June 02 2011

Twenty-Year Cycle: Rebuilding Urban Designed Shinto Shrines

There is a paradox that exists that poses the question, “If an object has all its component parts replaced, is it still the same object?” This contradiction is played out in a dramatic fashion at the Ise Grand Shrine in Japan. Since 692 C.E. the complex, along with surrounding landscape, is destroyed and rebuilt every twenty years on adjacent sites in exactly the same format as the former complex. Each reformatted shrine is identical in every way to the old and it is considered “re-created” rather than a replica.

The Ise Grand Shrine is held to be the most important Shinto religious site in Japan. Its significance is reflected by its official name “Jingu” which literally means “The Shrine” in Japanese. The site and structures are surrounded by two and a half acres of dense cypress forests that haven’t seen an ax since the construction of the very first shrine incarnation. This religious site is a tourist attraction and the central place of pilgrimage to over seven million worshipers each year.
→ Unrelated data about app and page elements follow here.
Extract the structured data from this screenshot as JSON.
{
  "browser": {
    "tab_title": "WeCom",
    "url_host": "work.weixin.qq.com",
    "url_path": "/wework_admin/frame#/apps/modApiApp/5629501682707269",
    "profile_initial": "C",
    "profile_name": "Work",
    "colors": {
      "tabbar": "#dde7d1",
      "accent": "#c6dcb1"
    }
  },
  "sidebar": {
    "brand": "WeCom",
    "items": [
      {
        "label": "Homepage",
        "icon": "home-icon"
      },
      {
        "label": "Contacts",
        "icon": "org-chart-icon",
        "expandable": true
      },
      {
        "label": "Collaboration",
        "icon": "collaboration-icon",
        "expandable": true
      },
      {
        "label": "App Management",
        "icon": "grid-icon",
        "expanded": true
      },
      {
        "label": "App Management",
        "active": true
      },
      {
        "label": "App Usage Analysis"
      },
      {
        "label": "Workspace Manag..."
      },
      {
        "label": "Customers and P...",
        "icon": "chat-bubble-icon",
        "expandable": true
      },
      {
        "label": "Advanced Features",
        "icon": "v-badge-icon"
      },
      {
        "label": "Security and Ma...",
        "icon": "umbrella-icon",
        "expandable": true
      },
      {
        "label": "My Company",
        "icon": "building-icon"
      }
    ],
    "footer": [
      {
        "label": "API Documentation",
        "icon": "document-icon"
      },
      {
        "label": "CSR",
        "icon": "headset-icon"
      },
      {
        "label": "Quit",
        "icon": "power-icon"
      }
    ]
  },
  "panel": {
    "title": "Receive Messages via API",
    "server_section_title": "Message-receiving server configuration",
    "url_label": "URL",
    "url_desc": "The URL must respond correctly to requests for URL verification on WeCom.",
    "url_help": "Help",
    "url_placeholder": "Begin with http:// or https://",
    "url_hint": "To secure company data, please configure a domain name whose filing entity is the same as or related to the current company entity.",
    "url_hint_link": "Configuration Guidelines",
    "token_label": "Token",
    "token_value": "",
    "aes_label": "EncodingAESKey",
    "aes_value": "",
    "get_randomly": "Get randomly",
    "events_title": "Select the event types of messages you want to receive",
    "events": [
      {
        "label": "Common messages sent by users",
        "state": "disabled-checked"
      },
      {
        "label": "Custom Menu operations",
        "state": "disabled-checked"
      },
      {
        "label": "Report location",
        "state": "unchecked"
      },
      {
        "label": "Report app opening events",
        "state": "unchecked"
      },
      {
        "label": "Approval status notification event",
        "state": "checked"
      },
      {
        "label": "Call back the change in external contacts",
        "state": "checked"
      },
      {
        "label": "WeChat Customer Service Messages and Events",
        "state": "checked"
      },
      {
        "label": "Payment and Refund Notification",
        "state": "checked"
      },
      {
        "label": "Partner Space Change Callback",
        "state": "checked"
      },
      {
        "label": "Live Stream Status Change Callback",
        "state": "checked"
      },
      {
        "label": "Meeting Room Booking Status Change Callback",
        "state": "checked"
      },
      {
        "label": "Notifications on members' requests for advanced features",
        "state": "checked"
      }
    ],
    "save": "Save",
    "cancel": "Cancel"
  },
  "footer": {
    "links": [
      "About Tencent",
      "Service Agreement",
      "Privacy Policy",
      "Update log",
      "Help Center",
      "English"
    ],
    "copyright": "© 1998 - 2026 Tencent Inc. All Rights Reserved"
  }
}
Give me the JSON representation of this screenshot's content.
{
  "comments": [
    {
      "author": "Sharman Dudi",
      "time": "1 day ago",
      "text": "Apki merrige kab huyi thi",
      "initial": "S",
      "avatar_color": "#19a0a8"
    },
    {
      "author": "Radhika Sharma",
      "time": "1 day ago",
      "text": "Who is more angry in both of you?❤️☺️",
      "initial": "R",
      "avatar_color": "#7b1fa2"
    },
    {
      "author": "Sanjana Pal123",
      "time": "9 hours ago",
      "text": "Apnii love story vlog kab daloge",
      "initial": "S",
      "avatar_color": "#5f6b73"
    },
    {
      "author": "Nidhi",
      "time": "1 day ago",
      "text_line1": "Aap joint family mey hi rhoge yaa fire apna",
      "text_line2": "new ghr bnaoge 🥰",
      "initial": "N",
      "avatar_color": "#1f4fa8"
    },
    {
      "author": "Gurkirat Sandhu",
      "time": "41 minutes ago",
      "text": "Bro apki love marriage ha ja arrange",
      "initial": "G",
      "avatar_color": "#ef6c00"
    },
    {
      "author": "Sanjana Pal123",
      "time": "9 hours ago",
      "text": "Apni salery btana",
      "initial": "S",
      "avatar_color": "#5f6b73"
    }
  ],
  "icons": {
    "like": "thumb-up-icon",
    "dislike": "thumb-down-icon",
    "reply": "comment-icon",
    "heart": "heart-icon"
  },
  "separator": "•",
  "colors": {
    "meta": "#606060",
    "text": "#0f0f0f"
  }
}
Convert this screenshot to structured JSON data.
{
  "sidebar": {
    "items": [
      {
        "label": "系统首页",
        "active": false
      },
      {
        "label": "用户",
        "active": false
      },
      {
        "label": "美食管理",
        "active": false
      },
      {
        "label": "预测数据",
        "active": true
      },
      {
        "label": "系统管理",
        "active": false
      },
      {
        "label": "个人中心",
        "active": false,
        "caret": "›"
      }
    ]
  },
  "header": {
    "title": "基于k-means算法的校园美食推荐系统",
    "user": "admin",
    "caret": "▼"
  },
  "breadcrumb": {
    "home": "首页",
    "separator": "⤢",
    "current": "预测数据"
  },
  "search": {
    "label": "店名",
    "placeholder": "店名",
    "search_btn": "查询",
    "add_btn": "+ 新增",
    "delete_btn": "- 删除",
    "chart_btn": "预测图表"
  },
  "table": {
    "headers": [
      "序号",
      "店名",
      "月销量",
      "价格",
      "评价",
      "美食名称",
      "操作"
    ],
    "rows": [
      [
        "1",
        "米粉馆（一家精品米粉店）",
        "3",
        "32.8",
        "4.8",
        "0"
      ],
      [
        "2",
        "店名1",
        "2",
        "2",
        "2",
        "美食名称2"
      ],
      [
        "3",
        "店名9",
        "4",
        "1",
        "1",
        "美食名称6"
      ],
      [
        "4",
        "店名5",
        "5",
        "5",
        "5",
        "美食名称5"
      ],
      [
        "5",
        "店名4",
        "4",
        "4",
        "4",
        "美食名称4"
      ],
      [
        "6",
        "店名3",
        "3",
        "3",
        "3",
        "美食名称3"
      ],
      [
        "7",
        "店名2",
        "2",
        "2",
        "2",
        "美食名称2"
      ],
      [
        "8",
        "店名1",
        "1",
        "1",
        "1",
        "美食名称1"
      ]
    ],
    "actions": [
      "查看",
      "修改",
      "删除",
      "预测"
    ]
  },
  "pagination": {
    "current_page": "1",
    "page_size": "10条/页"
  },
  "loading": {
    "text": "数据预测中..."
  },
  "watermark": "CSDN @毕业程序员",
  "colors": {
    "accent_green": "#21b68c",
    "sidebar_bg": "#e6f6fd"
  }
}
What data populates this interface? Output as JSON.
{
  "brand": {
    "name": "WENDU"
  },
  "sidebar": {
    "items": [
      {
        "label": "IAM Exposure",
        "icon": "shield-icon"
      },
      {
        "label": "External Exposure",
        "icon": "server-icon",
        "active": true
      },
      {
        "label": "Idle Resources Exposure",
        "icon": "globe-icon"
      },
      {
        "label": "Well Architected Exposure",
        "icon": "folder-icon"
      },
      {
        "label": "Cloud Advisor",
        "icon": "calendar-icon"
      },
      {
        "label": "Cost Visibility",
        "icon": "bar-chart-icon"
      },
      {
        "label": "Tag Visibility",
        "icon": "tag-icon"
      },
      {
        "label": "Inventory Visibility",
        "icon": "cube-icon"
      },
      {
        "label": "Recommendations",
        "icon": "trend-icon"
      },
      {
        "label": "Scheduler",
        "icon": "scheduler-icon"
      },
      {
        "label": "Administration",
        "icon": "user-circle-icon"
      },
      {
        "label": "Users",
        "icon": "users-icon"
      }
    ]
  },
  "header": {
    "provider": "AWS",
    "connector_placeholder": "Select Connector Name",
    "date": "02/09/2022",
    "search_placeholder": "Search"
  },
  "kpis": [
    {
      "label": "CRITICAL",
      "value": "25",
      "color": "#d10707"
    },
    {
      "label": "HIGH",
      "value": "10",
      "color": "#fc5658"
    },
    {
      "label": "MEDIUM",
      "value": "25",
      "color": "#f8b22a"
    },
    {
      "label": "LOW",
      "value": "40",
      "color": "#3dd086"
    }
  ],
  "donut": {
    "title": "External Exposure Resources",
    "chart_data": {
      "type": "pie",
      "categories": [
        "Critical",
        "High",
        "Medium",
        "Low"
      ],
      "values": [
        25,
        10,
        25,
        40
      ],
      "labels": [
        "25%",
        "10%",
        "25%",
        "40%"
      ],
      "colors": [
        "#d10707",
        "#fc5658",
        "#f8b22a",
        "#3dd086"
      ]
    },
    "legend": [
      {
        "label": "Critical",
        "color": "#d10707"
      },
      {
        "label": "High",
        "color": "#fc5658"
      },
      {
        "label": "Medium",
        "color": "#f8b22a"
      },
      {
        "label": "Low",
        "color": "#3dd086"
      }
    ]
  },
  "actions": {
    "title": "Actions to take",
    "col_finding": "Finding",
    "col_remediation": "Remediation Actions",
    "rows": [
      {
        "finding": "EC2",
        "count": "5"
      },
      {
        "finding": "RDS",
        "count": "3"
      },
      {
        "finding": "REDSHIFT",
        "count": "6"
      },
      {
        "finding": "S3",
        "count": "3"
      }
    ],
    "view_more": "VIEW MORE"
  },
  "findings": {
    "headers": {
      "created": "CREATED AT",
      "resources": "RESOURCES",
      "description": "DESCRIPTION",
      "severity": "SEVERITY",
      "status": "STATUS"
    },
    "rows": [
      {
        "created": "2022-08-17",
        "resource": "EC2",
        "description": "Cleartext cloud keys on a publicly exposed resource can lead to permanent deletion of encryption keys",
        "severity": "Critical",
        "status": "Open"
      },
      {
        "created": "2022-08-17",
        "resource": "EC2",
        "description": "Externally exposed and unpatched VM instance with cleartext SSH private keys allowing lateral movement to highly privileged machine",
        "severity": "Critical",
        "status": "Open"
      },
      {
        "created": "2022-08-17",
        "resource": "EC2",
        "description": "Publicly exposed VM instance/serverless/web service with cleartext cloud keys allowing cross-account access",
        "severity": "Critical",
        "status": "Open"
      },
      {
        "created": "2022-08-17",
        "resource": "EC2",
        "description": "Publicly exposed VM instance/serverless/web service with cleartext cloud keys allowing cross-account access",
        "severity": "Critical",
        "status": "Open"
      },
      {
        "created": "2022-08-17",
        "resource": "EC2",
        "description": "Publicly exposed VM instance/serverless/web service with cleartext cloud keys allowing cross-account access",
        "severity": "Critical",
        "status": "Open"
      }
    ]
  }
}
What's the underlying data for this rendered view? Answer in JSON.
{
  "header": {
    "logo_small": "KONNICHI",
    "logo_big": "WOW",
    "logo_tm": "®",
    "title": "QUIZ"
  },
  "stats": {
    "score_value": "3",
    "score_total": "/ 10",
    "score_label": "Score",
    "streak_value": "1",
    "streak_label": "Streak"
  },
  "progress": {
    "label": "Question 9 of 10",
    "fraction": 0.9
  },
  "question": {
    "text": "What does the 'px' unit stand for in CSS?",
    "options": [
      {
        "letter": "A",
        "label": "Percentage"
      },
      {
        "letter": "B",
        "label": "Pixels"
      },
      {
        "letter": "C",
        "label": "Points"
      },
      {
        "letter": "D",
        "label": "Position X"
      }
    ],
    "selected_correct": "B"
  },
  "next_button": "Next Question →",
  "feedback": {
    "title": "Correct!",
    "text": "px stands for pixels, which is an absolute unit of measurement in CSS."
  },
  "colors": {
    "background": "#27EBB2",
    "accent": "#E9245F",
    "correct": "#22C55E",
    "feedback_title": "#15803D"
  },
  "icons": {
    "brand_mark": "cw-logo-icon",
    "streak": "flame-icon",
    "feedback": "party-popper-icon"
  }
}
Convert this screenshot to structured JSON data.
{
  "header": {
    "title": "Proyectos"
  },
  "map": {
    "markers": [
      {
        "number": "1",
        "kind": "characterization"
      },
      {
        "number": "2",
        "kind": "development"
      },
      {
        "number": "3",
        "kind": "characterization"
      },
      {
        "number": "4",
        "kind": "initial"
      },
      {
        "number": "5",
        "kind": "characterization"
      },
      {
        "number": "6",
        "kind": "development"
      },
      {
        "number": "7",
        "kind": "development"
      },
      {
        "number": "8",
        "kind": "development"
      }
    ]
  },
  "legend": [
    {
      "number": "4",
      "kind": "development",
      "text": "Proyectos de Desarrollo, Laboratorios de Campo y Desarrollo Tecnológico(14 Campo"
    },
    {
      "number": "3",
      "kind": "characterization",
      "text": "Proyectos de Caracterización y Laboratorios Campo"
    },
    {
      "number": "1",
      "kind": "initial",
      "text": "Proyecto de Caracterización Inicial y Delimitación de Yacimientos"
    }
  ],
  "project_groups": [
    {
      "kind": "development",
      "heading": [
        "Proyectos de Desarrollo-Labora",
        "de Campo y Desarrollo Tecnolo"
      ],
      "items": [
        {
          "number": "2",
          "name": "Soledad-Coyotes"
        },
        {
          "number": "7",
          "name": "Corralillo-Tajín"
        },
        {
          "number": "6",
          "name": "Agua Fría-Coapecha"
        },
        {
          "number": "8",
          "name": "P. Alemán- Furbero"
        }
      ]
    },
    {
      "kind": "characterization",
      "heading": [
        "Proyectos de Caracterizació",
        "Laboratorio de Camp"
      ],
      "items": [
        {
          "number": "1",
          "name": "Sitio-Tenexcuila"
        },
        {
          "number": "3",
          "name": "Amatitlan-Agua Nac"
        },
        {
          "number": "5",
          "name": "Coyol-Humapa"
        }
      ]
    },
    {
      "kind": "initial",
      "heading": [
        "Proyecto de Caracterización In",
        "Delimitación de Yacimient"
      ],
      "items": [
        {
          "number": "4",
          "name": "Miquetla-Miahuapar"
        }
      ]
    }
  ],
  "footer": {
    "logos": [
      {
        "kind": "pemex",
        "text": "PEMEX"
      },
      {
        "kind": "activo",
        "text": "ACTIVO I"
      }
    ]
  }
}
The building structure moves back and forth between adjacent northern and southern lots. Currently it occupies the higher southern site and preparations are already underway for the next rebuilding stage in 2013.

The Shrine itself is built in an ancient and unique architectural style called shimmei-zukuri. This is characterized by extreme simplicity of design. The basic layout is a stylized form of the simple warehouses, granaries, and utility buildings that existed before the introduction of Buddhist architecture in Japan circa 250 C.E.

White cypress is used for every building material present in the structure. The building floor plan is a simple rectangle with verandas surrounding the perimeter. The roof is made of thatched reed with accented woodwork, which projects beyond the roof to form the distinctive forked finials at the front and rear of the structure.

What do you think? “If an object has all its component parts replaced, is it still the same object?”

Jordan Meerdink

Jordan Meerdink, a former GSP blogger, is a graduate of the The Ohio State University. He holds a B.S. in Architecture with a minor in studio art. Originally from Cleveland, Ohio, Jordan inherited an early interest in mechanics and construction from his grandfather, a developer who was one of the early practitioners of prefabricated housing, and his father who is a retired store owner and highly capable D.I.Yer. Currently living in New York City, he continues to produce art and furniture with a focus on smart, ecologically responsible design. Jordan has a special concern for design that serves people outside the traditional clientele of architects, with an interest in architecture that deviates from the beaten path, ranging from Baroque churches to dismantled bomb shelters.

This entry was posted on Thursday, June 2nd, 2011 at 10:45 am and is filed under Architecture, Landscape Architecture. You can follow any responses to this entry through the RSS 2.0 feed. You can leave a response, or trackback from your own site.


3 Responses to “Twenty-Year Cycle: Rebuilding Urban Designed Shinto Shrines”

  1. Chrysl Says:

    Hi Jordan
    I am doing my masters in restoration of buildings.In connection with this, I am currently working on an essay on Japanese architecture – a comparison on the different building materials and practices used in Shinto shrines and Buddhist temples in Japan, to be precise. I came across your article and it has been of great help. I would like to know if you have more information or if you recommend some source materials that would help me out with my essay.
    Thanks !

  2. Jordan Meerdink Says:

    Hi Chrysl,
    I would be happy to help feel free to email me and I can try to direct you towards the sources you need.

  3. Charuko Nakamachi Says:

    Mr. Meerdink,

    I believe I have an answer for you from a Shinto perspective, and since we are speaking in environmental design terms which is focused on the relationship between the user of the space and the space itself it may be of some small but useful consideration.

    In terms of the Shinto system of belief, it’s very tradition oriented, and echos back to prehistory. The user of the space in this Shinto concept is the kami enshrined in the space.

    I’ve noticed that Western religions tend to shift and sway in their architectural considerations, often at the behest of the financial backer of the structure being built. There is nothing wrong with this, even if seem a self aggrandizement. In Shinto terms while an individual may be associated with the founding of a shrine, it’s a rare event and the focus of the shrine and it’s structure is more related to the kami being enshrined. Shrines tend to evolve with the kami more than with the congregants.

    In the sense of the kami, that is, in it’s spiritual sense, even if the physical components of the structure are only days old, the structure itself is as old as the first shrine to built at the shrine’s location. It’s this kami quality that Shinto people consider. In this sense it remains the same object.

    There is an advantage to the practice of rebuilding every twenty years, in exactly the same fashion each time, in that the techniques are preserved and remain in living memory. This is important in a geologically volatile nation like Japan where the structures can be damaged in an earthquake. So, there is a historic practicality.

    I hope this serves to offer a perspective.

Leave a Reply

− six = 0


Follow US